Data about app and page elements

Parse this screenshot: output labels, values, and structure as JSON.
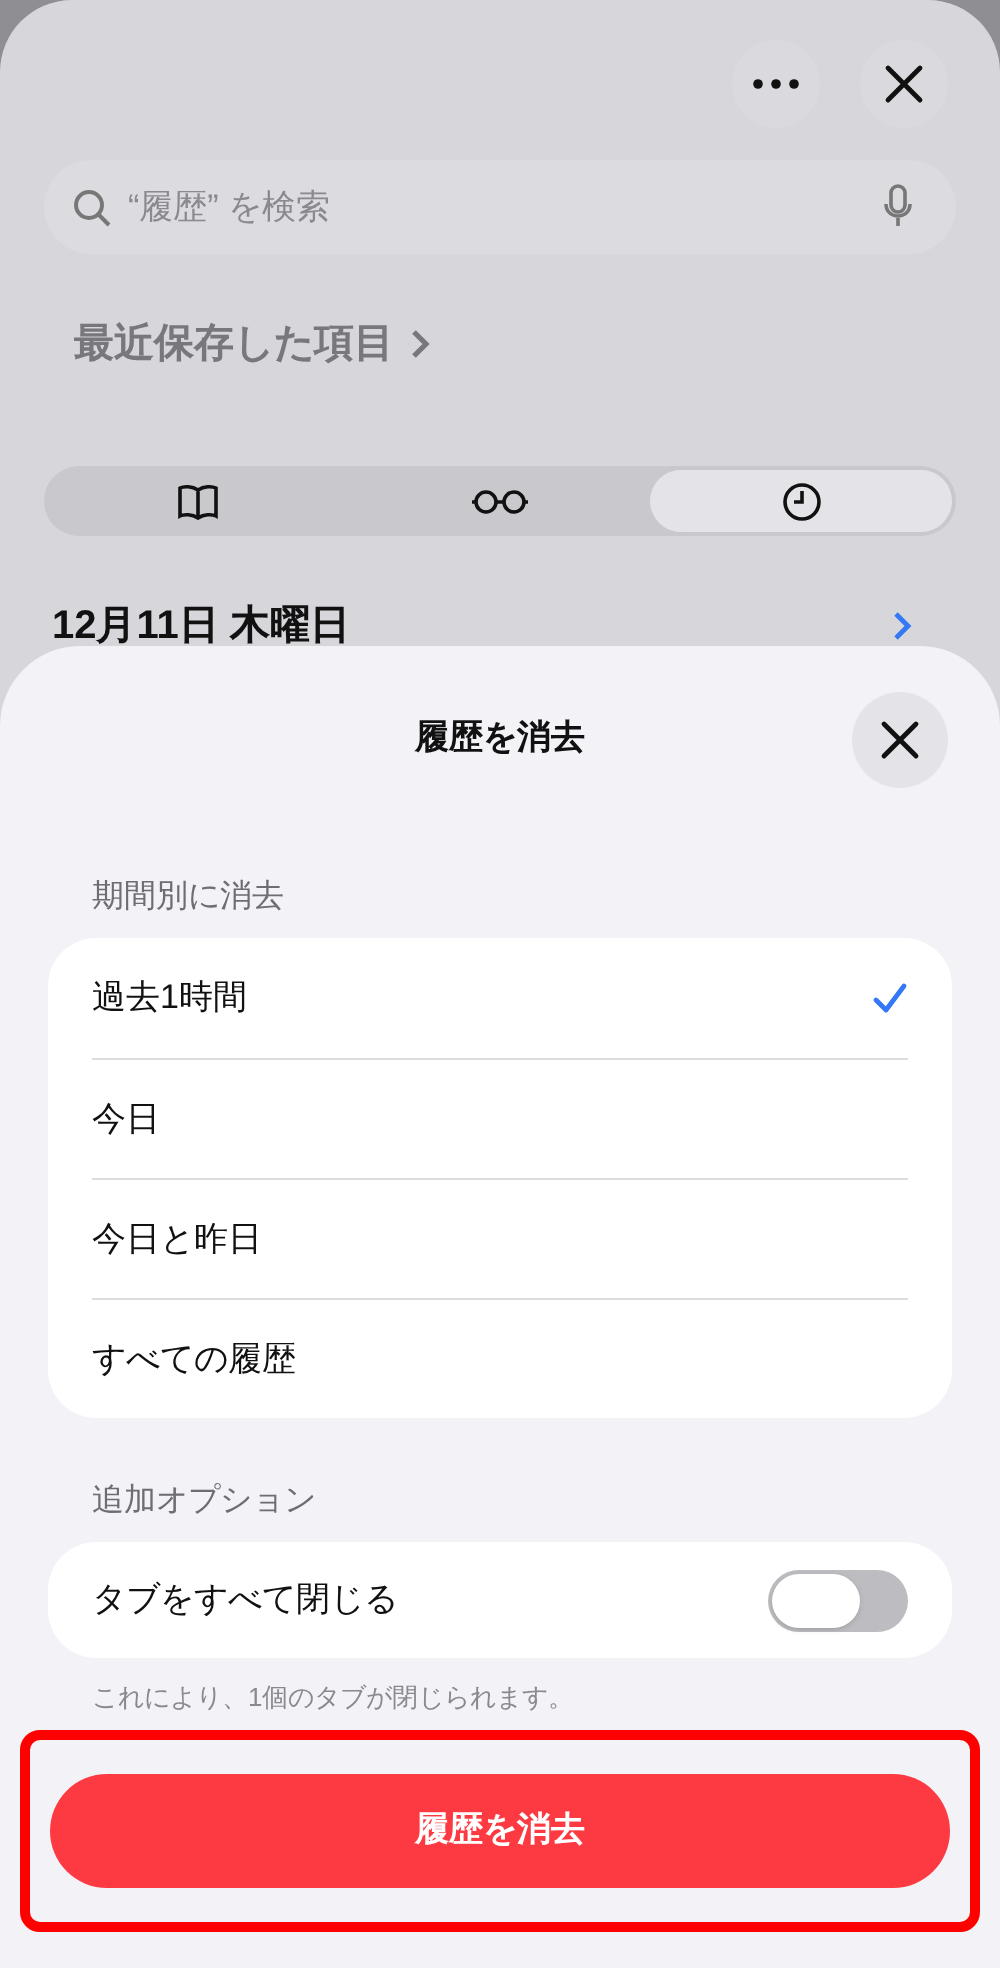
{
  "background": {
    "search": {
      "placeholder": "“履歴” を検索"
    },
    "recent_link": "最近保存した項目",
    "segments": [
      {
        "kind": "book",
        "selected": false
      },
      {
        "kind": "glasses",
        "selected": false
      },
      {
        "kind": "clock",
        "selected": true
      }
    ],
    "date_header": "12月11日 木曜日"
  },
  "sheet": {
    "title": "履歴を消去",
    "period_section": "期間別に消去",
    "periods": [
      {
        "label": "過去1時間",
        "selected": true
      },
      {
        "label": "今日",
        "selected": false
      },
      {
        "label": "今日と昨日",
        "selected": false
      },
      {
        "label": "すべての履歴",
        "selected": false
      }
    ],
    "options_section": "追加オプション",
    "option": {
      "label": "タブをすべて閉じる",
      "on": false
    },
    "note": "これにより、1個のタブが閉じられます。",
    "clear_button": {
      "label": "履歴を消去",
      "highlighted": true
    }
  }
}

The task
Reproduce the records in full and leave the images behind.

Output for this task
Parse this screenshot: output labels, values, and structure as JSON.
{
  "background": {
    "search": {
      "placeholder": "“履歴” を検索"
    },
    "recent_link": "最近保存した項目",
    "segments": [
      {
        "kind": "book",
        "selected": false
      },
      {
        "kind": "glasses",
        "selected": false
      },
      {
        "kind": "clock",
        "selected": true
      }
    ],
    "date_header": "12月11日 木曜日"
  },
  "sheet": {
    "title": "履歴を消去",
    "period_section": "期間別に消去",
    "periods": [
      {
        "label": "過去1時間",
        "selected": true
      },
      {
        "label": "今日",
        "selected": false
      },
      {
        "label": "今日と昨日",
        "selected": false
      },
      {
        "label": "すべての履歴",
        "selected": false
      }
    ],
    "options_section": "追加オプション",
    "option": {
      "label": "タブをすべて閉じる",
      "on": false
    },
    "note": "これにより、1個のタブが閉じられます。",
    "clear_button": {
      "label": "履歴を消去",
      "highlighted": true
    }
  }
}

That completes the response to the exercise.